▶ _Your objective_: What follows is a set of records. Repeat every one of them exactly.

***

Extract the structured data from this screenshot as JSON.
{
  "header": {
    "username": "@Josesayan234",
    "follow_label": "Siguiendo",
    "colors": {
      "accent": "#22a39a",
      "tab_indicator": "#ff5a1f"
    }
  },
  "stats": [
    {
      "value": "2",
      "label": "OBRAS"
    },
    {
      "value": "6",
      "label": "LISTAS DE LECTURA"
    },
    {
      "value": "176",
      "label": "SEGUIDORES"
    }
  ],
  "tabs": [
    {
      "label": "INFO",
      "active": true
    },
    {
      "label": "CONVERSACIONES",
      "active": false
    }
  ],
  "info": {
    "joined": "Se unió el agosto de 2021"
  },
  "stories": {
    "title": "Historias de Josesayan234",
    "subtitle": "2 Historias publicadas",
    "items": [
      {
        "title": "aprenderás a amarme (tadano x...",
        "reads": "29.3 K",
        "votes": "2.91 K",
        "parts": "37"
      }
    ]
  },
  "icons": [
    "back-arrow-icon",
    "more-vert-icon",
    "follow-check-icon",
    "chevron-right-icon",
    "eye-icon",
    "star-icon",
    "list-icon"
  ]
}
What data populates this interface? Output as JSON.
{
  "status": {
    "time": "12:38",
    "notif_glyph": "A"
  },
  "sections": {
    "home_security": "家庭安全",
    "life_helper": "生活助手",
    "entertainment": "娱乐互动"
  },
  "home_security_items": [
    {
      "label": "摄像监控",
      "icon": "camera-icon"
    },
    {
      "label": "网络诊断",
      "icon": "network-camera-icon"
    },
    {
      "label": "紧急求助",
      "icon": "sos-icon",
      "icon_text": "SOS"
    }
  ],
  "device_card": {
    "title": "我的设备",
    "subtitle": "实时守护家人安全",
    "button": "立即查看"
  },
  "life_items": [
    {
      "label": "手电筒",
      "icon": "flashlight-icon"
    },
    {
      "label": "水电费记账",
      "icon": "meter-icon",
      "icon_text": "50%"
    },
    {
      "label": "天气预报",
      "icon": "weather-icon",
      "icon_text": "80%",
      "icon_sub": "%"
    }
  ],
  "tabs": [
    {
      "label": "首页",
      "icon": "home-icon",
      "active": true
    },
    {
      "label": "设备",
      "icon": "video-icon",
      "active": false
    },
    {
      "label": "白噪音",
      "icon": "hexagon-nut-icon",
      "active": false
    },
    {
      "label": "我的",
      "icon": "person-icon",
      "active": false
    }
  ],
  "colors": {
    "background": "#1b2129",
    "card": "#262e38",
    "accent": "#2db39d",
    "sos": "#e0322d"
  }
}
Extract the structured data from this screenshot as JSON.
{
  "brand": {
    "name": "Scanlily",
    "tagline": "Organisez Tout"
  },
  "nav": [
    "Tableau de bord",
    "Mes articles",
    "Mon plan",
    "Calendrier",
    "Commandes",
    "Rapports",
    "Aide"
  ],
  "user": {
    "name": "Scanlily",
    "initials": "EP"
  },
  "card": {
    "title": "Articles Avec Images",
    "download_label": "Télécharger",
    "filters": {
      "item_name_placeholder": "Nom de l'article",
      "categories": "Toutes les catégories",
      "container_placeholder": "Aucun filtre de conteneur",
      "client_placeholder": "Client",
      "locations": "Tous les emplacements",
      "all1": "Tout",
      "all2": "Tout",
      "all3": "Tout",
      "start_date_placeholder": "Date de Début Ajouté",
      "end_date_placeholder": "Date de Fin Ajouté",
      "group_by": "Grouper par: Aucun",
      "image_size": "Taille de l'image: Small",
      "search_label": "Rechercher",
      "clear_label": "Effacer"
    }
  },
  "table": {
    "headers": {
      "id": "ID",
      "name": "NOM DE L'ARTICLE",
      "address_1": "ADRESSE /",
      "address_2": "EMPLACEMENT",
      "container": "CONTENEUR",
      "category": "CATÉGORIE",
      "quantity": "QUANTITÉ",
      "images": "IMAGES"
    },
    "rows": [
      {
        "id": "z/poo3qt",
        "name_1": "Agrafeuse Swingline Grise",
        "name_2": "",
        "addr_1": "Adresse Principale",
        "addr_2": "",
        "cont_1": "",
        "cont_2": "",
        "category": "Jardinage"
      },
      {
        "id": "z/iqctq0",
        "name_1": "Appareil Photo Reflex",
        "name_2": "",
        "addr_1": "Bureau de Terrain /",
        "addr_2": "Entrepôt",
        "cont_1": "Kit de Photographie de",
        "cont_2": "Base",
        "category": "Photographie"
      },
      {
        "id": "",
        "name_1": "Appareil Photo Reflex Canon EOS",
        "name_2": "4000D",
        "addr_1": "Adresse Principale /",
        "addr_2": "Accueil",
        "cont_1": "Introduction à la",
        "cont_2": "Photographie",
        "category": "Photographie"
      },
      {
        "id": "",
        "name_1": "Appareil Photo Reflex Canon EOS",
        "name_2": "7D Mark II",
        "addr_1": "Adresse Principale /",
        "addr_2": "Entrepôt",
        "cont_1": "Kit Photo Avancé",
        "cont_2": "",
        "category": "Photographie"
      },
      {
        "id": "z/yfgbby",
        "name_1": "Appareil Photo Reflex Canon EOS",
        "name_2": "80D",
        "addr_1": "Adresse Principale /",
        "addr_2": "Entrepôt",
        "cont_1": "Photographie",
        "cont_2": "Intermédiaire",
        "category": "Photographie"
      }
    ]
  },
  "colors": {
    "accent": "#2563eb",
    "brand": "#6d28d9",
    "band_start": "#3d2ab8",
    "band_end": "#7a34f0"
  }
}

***

▶ _Solution for this exercise_:
Extract the structured data from this screenshot as JSON.
{
  "header": {
    "username": "@Josesayan234",
    "follow_label": "Siguiendo",
    "colors": {
      "accent": "#22a39a",
      "tab_indicator": "#ff5a1f"
    }
  },
  "stats": [
    {
      "value": "2",
      "label": "OBRAS"
    },
    {
      "value": "6",
      "label": "LISTAS DE LECTURA"
    },
    {
      "value": "176",
      "label": "SEGUIDORES"
    }
  ],
  "tabs": [
    {
      "label": "INFO",
      "active": true
    },
    {
      "label": "CONVERSACIONES",
      "active": false
    }
  ],
  "info": {
    "joined": "Se unió el agosto de 2021"
  },
  "stories": {
    "title": "Historias de Josesayan234",
    "subtitle": "2 Historias publicadas",
    "items": [
      {
        "title": "aprenderás a amarme (tadano x...",
        "reads": "29.3 K",
        "votes": "2.91 K",
        "parts": "37"
      }
    ]
  },
  "icons": [
    "back-arrow-icon",
    "more-vert-icon",
    "follow-check-icon",
    "chevron-right-icon",
    "eye-icon",
    "star-icon",
    "list-icon"
  ]
}
What data populates this interface? Output as JSON.
{
  "status": {
    "time": "12:38",
    "notif_glyph": "A"
  },
  "sections": {
    "home_security": "家庭安全",
    "life_helper": "生活助手",
    "entertainment": "娱乐互动"
  },
  "home_security_items": [
    {
      "label": "摄像监控",
      "icon": "camera-icon"
    },
    {
      "label": "网络诊断",
      "icon": "network-camera-icon"
    },
    {
      "label": "紧急求助",
      "icon": "sos-icon",
      "icon_text": "SOS"
    }
  ],
  "device_card": {
    "title": "我的设备",
    "subtitle": "实时守护家人安全",
    "button": "立即查看"
  },
  "life_items": [
    {
      "label": "手电筒",
      "icon": "flashlight-icon"
    },
    {
      "label": "水电费记账",
      "icon": "meter-icon",
      "icon_text": "50%"
    },
    {
      "label": "天气预报",
      "icon": "weather-icon",
      "icon_text": "80%",
      "icon_sub": "%"
    }
  ],
  "tabs": [
    {
      "label": "首页",
      "icon": "home-icon",
      "active": true
    },
    {
      "label": "设备",
      "icon": "video-icon",
      "active": false
    },
    {
      "label": "白噪音",
      "icon": "hexagon-nut-icon",
      "active": false
    },
    {
      "label": "我的",
      "icon": "person-icon",
      "active": false
    }
  ],
  "colors": {
    "background": "#1b2129",
    "card": "#262e38",
    "accent": "#2db39d",
    "sos": "#e0322d"
  }
}
Extract the structured data from this screenshot as JSON.
{
  "brand": {
    "name": "Scanlily",
    "tagline": "Organisez Tout"
  },
  "nav": [
    "Tableau de bord",
    "Mes articles",
    "Mon plan",
    "Calendrier",
    "Commandes",
    "Rapports",
    "Aide"
  ],
  "user": {
    "name": "Scanlily",
    "initials": "EP"
  },
  "card": {
    "title": "Articles Avec Images",
    "download_label": "Télécharger",
    "filters": {
      "item_name_placeholder": "Nom de l'article",
      "categories": "Toutes les catégories",
      "container_placeholder": "Aucun filtre de conteneur",
      "client_placeholder": "Client",
      "locations": "Tous les emplacements",
      "all1": "Tout",
      "all2": "Tout",
      "all3": "Tout",
      "start_date_placeholder": "Date de Début Ajouté",
      "end_date_placeholder": "Date de Fin Ajouté",
      "group_by": "Grouper par: Aucun",
      "image_size": "Taille de l'image: Small",
      "search_label": "Rechercher",
      "clear_label": "Effacer"
    }
  },
  "table": {
    "headers": {
      "id": "ID",
      "name": "NOM DE L'ARTICLE",
      "address_1": "ADRESSE /",
      "address_2": "EMPLACEMENT",
      "container": "CONTENEUR",
      "category": "CATÉGORIE",
      "quantity": "QUANTITÉ",
      "images": "IMAGES"
    },
    "rows": [
      {
        "id": "z/poo3qt",
        "name_1": "Agrafeuse Swingline Grise",
        "name_2": "",
        "addr_1": "Adresse Principale",
        "addr_2": "",
        "cont_1": "",
        "cont_2": "",
        "category": "Jardinage"
      },
      {
        "id": "z/iqctq0",
        "name_1": "Appareil Photo Reflex",
        "name_2": "",
        "addr_1": "Bureau de Terrain /",
        "addr_2": "Entrepôt",
        "cont_1": "Kit de Photographie de",
        "cont_2": "Base",
        "category": "Photographie"
      },
      {
        "id": "",
        "name_1": "Appareil Photo Reflex Canon EOS",
        "name_2": "4000D",
        "addr_1": "Adresse Principale /",
        "addr_2": "Accueil",
        "cont_1": "Introduction à la",
        "cont_2": "Photographie",
        "category": "Photographie"
      },
      {
        "id": "",
        "name_1": "Appareil Photo Reflex Canon EOS",
        "name_2": "7D Mark II",
        "addr_1": "Adresse Principale /",
        "addr_2": "Entrepôt",
        "cont_1": "Kit Photo Avancé",
        "cont_2": "",
        "category": "Photographie"
      },
      {
        "id": "z/yfgbby",
        "name_1": "Appareil Photo Reflex Canon EOS",
        "name_2": "80D",
        "addr_1": "Adresse Principale /",
        "addr_2": "Entrepôt",
        "cont_1": "Photographie",
        "cont_2": "Intermédiaire",
        "category": "Photographie"
      }
    ]
  },
  "colors": {
    "accent": "#2563eb",
    "brand": "#6d28d9",
    "band_start": "#3d2ab8",
    "band_end": "#7a34f0"
  }
}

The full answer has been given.